Donald Trump does not represent the United States, but rather a tiny group of the superrich and members of the far right. But those elements have increased their control of my country’s government to a dangerous level, in part because of the passivity of so many citizens.
But I believe that we, the people, can take back control of the dialog on security, on economics and on society. If we have creativity, and bravery, we can put forth a different vision for an inspiring future is possible.
Let us start with the issue of security. Koreans have been bombarded with reports about a nuclear attack from North Korea. This threat has been a justification for THAAD, for nuclear-powered submarines and any number of other expensive weapons systems that generate wealth for a small number of people. But do these weapons bring security? Security comes from vision, for cooperation, and from courageous action. Security cannot be purchased. No weapons system will guarantee security.
Sadly, the United States has refused to engage North Korea diplomatically for years and American passivity and arrogance has led us to this dangerous situation. The situation is even worse now because the Trump administration no longer practices diplomacy. The State Department has been stripped of all authority and most nations do not know where to turn if they want to engage the United States. The building of walls, seen and unseen, between the United States and the world is our greatest worry.
God did not give the United States a mandate to remain in Asia forever. It is not only possible, but desirable, for the United States to cut down its military presence in the region and to reduce its nuclear weapons, and conventional forces, as a first step towards creating a positive cycle that will improve relations with North Korea, China and Russia.
North Korea’s testing of missiles is not a violation of international law. Rather, the United Nations Security Council has been manipulated by powerful forces in the United States to support positions regarding North Korea that make no sense at all.
The first step towards peace starts with the United States.

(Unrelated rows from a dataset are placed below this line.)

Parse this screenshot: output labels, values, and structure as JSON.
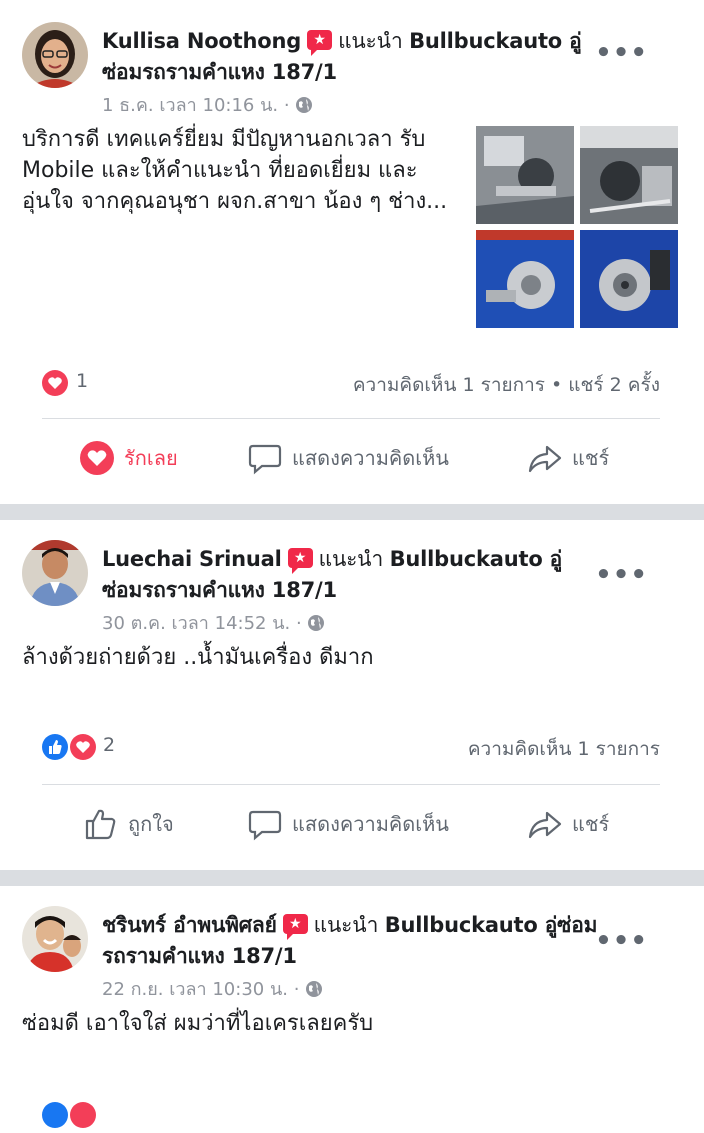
{
  "colors": {
    "love": "#f33e58",
    "like": "#1877f2",
    "separator": "#dadde1",
    "muted": "#90949c"
  },
  "posts": [
    {
      "author": "Kullisa Noothong",
      "action_prefix": "แนะนำ",
      "page": "Bullbuckauto อู่ซ่อมรถรามคำแหง 187/1",
      "time": "1 ธ.ค. เวลา 10:16 น.",
      "text_lines": [
        "บริการดี เทคแคร์ยี่ยม มีปัญหานอกเวลา รับ",
        "Mobile  และให้คำแนะนำ ที่ยอดเยี่ยม และ",
        "อุ่นใจ จากคุณอนุชา ผจก.สาขา น้อง ๆ ช่าง..."
      ],
      "reaction_count": "1",
      "stats_text": "ความคิดเห็น 1 รายการ • แชร์ 2 ครั้ง",
      "actions": {
        "react": "รักเลย",
        "comment": "แสดงความคิดเห็น",
        "share": "แชร์"
      },
      "photos": [
        "engine-photo-1",
        "engine-photo-2",
        "engine-photo-3",
        "engine-photo-4"
      ]
    },
    {
      "author": "Luechai Srinual",
      "action_prefix": "แนะนำ",
      "page": "Bullbuckauto อู่ซ่อมรถรามคำแหง 187/1",
      "time": "30 ต.ค. เวลา 14:52 น.",
      "text_lines": [
        "ล้างด้วยถ่ายด้วย ..น้ำมันเครื่อง ดีมาก"
      ],
      "reaction_count": "2",
      "stats_text": "ความคิดเห็น 1 รายการ",
      "actions": {
        "react": "ถูกใจ",
        "comment": "แสดงความคิดเห็น",
        "share": "แชร์"
      }
    },
    {
      "author": "ชรินทร์ อำพนพิศลย์",
      "action_prefix": "แนะนำ",
      "page": "Bullbuckauto อู่ซ่อมรถรามคำแหง 187/1",
      "time": "22 ก.ย. เวลา 10:30 น.",
      "text_lines": [
        "ซ่อมดี เอาใจใส่ ผมว่าที่ไอเครเลยครับ"
      ]
    }
  ]
}
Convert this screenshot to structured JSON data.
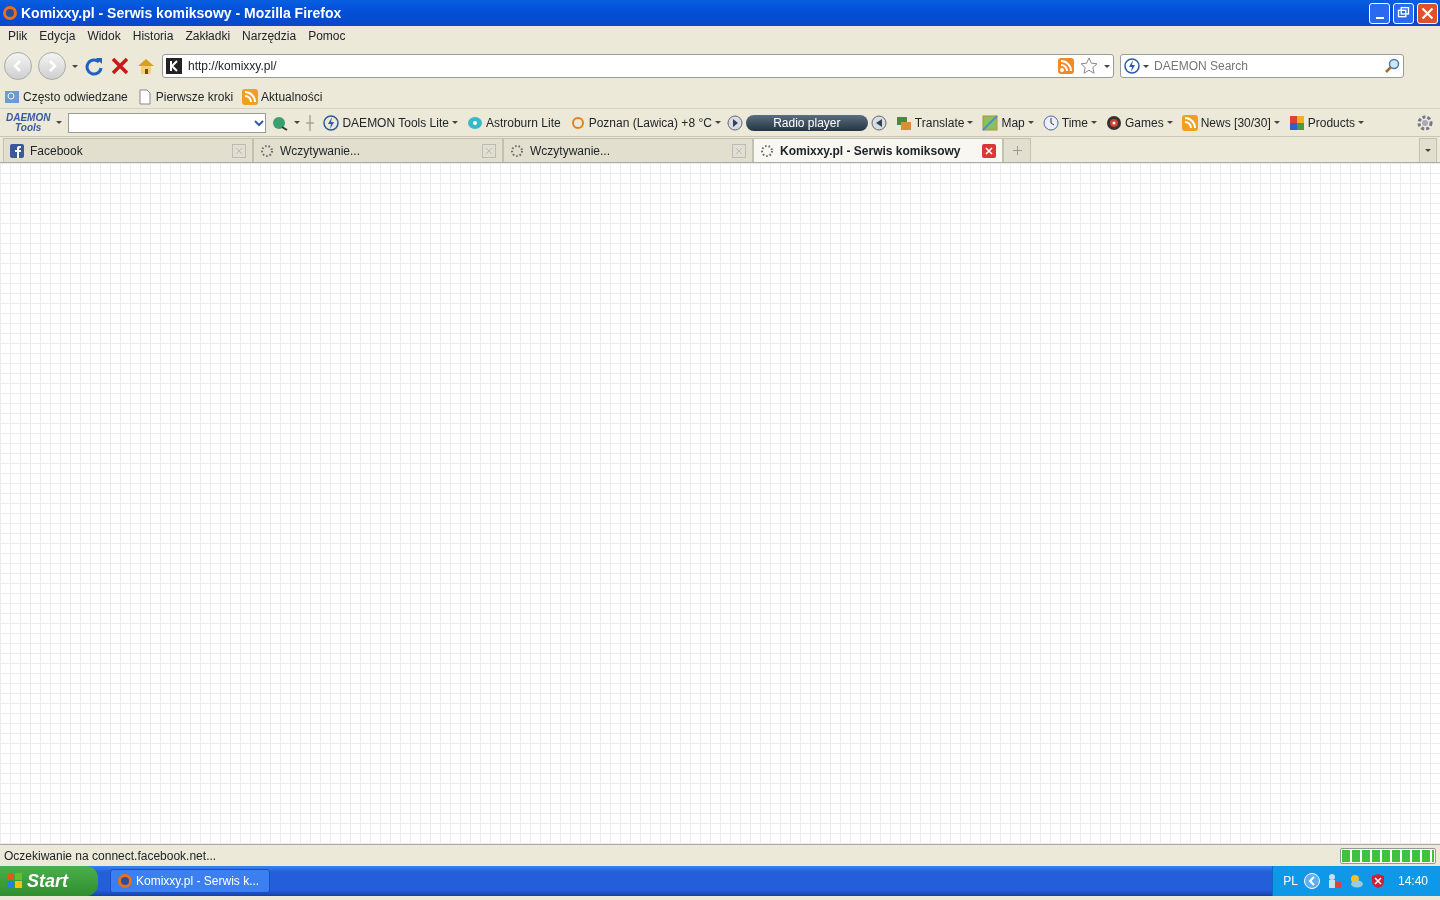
{
  "window": {
    "title": "Komixxy.pl - Serwis komiksowy - Mozilla Firefox"
  },
  "menu": [
    "Plik",
    "Edycja",
    "Widok",
    "Historia",
    "Zakładki",
    "Narzędzia",
    "Pomoc"
  ],
  "navigation": {
    "url": "http://komixxy.pl/",
    "search_placeholder": "DAEMON Search"
  },
  "bookmarks": [
    "Często odwiedzane",
    "Pierwsze kroki",
    "Aktualności"
  ],
  "daemon_toolbar": {
    "logo_top": "DAEMON",
    "logo_bottom": "Tools",
    "radio": "Radio player",
    "items": [
      {
        "label": "DAEMON Tools Lite",
        "dropdown": true
      },
      {
        "label": "Astroburn Lite",
        "dropdown": false
      },
      {
        "label": "Poznan (Lawica) +8 °C",
        "dropdown": true
      },
      {
        "label": "Translate",
        "dropdown": true
      },
      {
        "label": "Map",
        "dropdown": true
      },
      {
        "label": "Time",
        "dropdown": true
      },
      {
        "label": "Games",
        "dropdown": true
      },
      {
        "label": "News [30/30]",
        "dropdown": true
      },
      {
        "label": "Products",
        "dropdown": true
      }
    ]
  },
  "tabs": [
    {
      "label": "Facebook",
      "kind": "site",
      "selected": false
    },
    {
      "label": "Wczytywanie...",
      "kind": "loading",
      "selected": false
    },
    {
      "label": "Wczytywanie...",
      "kind": "loading",
      "selected": false
    },
    {
      "label": "Komixxy.pl - Serwis komiksowy",
      "kind": "loading",
      "selected": true
    }
  ],
  "status_bar": {
    "text": "Oczekiwanie na connect.facebook.net...",
    "level": 1
  },
  "taskbar": {
    "start": "Start",
    "task": "Komixxy.pl - Serwis k...",
    "language": "PL",
    "clock": "14:40"
  }
}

The United States, my country, must follow its obligations under the Non-proliferation Treaty, and begin again to destroy its nuclear weapons and to set a date in the near future for the total destruction of all remaining nuclear arms. The dangers of nuclear war, and of our secretive weapons programs, have been kept from Americans. If informed of the truth I am certain that Americans will overwhelmingly support the signing of the UN treaty to ban nuclear weapons.
There has been much careless talk about Korea and Japan developing nuclear weapons. Although such actions might provide a short-term thrill for some, they will not bring any form of security. China has kept its nuclear weapons under 300 and would be willing to reduce them further if the United States is committed to disarmament. But China can easily increase the number of nuclear weapons to 10,000 if threatened by Japan, or by South Korea. Advocacy for disarmament is the only action that can increase Korea’s security.
China must be an equal partner in any security framework for East Asia. If China, quickly emerging as the dominant global power, is left out of a security framework, that framework is guaranteed to be irrelevant. Moreover, Japan also must be included in any security framework. We must bring out the best of Japan’s culture, its expertise on climate change and its tradition of peace activism through such collaboration. The banner of collective security must not be used as a rallying call for ultranationalists dreaming of a “warrior Japan” but rather as a means of bringing out Japan’s best, its “better angels.” We cannot leave Japan to itself. Read more of this post